▸ Activity
If an entry contains a picture, leave the picture out and reproduce everything else in the records below exactly.

▸ Records to process
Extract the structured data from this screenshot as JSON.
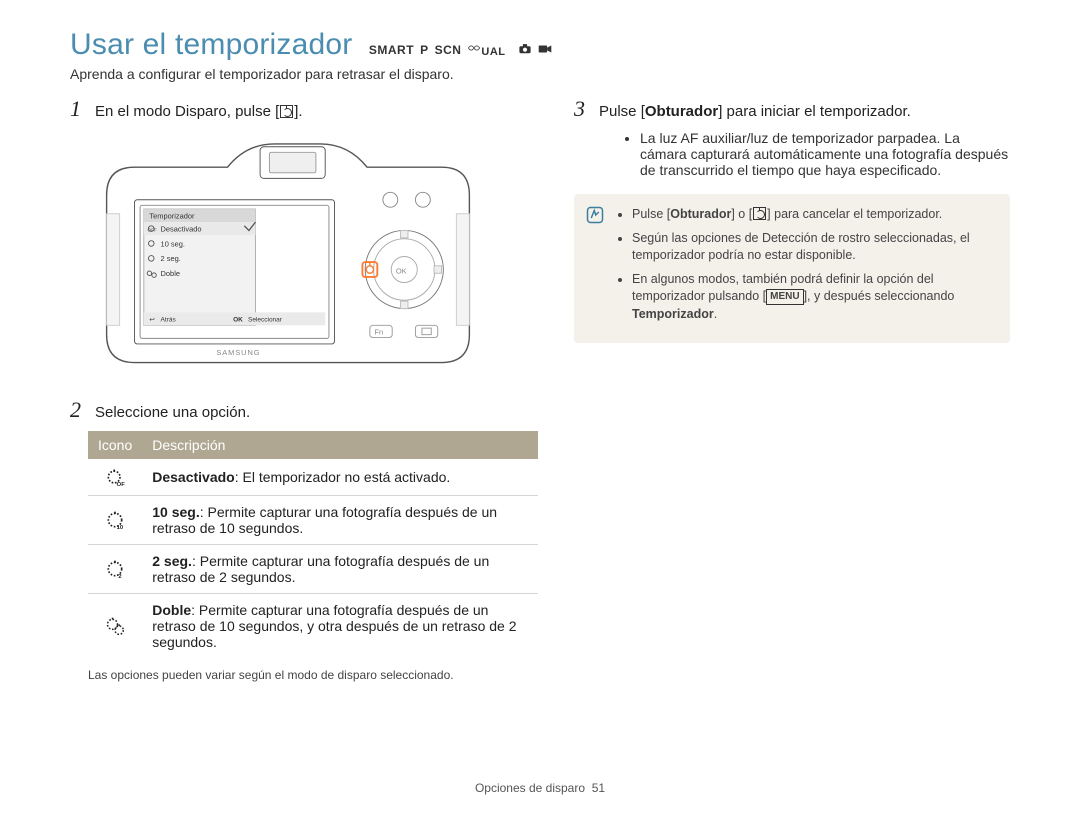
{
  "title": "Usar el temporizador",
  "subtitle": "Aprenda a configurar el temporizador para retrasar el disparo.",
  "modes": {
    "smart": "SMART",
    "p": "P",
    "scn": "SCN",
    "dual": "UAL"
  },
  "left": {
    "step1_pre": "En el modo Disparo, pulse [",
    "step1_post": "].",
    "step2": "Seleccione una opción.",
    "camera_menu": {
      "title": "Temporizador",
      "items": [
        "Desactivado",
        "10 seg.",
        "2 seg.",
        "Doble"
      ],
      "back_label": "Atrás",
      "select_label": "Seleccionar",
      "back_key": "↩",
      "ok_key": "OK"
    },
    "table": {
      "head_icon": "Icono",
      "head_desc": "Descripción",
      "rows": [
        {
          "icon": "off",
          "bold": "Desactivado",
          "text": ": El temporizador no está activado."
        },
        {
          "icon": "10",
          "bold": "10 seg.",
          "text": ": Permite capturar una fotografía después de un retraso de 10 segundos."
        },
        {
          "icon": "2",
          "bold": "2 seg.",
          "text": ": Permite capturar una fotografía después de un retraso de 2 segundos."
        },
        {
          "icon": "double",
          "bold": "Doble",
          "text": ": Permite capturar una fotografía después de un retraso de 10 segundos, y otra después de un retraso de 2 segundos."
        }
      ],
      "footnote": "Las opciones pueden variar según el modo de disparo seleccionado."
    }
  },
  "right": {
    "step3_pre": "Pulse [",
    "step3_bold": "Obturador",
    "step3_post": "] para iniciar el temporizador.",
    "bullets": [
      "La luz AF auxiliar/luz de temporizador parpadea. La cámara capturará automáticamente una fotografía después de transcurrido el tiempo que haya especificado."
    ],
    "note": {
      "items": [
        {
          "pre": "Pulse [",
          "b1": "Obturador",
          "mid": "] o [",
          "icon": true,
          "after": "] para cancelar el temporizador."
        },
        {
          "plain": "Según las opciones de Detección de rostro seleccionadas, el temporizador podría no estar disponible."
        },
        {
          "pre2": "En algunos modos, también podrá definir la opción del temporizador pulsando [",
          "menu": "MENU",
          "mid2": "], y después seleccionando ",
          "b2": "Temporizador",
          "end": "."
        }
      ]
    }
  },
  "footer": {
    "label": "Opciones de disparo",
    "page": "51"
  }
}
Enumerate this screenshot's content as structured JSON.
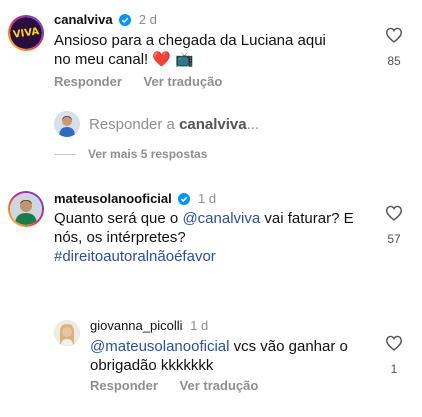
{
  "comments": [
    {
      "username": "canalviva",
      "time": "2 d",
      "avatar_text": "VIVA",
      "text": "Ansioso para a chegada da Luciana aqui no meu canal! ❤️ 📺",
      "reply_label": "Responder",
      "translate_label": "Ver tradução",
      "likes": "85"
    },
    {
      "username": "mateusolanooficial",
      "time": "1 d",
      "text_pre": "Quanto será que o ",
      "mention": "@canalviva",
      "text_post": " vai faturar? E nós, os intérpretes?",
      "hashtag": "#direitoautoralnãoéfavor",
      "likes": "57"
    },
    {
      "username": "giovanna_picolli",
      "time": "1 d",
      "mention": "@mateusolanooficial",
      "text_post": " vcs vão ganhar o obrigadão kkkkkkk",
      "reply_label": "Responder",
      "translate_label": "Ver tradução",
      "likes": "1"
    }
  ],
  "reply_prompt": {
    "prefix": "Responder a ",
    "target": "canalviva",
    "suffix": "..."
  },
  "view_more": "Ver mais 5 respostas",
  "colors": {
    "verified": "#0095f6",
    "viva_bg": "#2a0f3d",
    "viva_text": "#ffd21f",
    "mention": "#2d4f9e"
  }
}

▸ Result of this exercise
Extract the structured data from this screenshot as JSON.
{
  "title": "Usar el temporizador",
  "subtitle": "Aprenda a configurar el temporizador para retrasar el disparo.",
  "modes": {
    "smart": "SMART",
    "p": "P",
    "scn": "SCN",
    "dual": "UAL"
  },
  "left": {
    "step1_pre": "En el modo Disparo, pulse [",
    "step1_post": "].",
    "step2": "Seleccione una opción.",
    "camera_menu": {
      "title": "Temporizador",
      "items": [
        "Desactivado",
        "10 seg.",
        "2 seg.",
        "Doble"
      ],
      "back_label": "Atrás",
      "select_label": "Seleccionar",
      "back_key": "↩",
      "ok_key": "OK"
    },
    "table": {
      "head_icon": "Icono",
      "head_desc": "Descripción",
      "rows": [
        {
          "icon": "off",
          "bold": "Desactivado",
          "text": ": El temporizador no está activado."
        },
        {
          "icon": "10",
          "bold": "10 seg.",
          "text": ": Permite capturar una fotografía después de un retraso de 10 segundos."
        },
        {
          "icon": "2",
          "bold": "2 seg.",
          "text": ": Permite capturar una fotografía después de un retraso de 2 segundos."
        },
        {
          "icon": "double",
          "bold": "Doble",
          "text": ": Permite capturar una fotografía después de un retraso de 10 segundos, y otra después de un retraso de 2 segundos."
        }
      ],
      "footnote": "Las opciones pueden variar según el modo de disparo seleccionado."
    }
  },
  "right": {
    "step3_pre": "Pulse [",
    "step3_bold": "Obturador",
    "step3_post": "] para iniciar el temporizador.",
    "bullets": [
      "La luz AF auxiliar/luz de temporizador parpadea. La cámara capturará automáticamente una fotografía después de transcurrido el tiempo que haya especificado."
    ],
    "note": {
      "items": [
        {
          "pre": "Pulse [",
          "b1": "Obturador",
          "mid": "] o [",
          "icon": true,
          "after": "] para cancelar el temporizador."
        },
        {
          "plain": "Según las opciones de Detección de rostro seleccionadas, el temporizador podría no estar disponible."
        },
        {
          "pre2": "En algunos modos, también podrá definir la opción del temporizador pulsando [",
          "menu": "MENU",
          "mid2": "], y después seleccionando ",
          "b2": "Temporizador",
          "end": "."
        }
      ]
    }
  },
  "footer": {
    "label": "Opciones de disparo",
    "page": "51"
  }
}
Enumerate this screenshot's content as structured JSON.
{
  "comments": [
    {
      "username": "canalviva",
      "time": "2 d",
      "avatar_text": "VIVA",
      "text": "Ansioso para a chegada da Luciana aqui no meu canal! ❤️ 📺",
      "reply_label": "Responder",
      "translate_label": "Ver tradução",
      "likes": "85"
    },
    {
      "username": "mateusolanooficial",
      "time": "1 d",
      "text_pre": "Quanto será que o ",
      "mention": "@canalviva",
      "text_post": " vai faturar? E nós, os intérpretes?",
      "hashtag": "#direitoautoralnãoéfavor",
      "likes": "57"
    },
    {
      "username": "giovanna_picolli",
      "time": "1 d",
      "mention": "@mateusolanooficial",
      "text_post": " vcs vão ganhar o obrigadão kkkkkkk",
      "reply_label": "Responder",
      "translate_label": "Ver tradução",
      "likes": "1"
    }
  ],
  "reply_prompt": {
    "prefix": "Responder a ",
    "target": "canalviva",
    "suffix": "..."
  },
  "view_more": "Ver mais 5 respostas",
  "colors": {
    "verified": "#0095f6",
    "viva_bg": "#2a0f3d",
    "viva_text": "#ffd21f",
    "mention": "#2d4f9e"
  }
}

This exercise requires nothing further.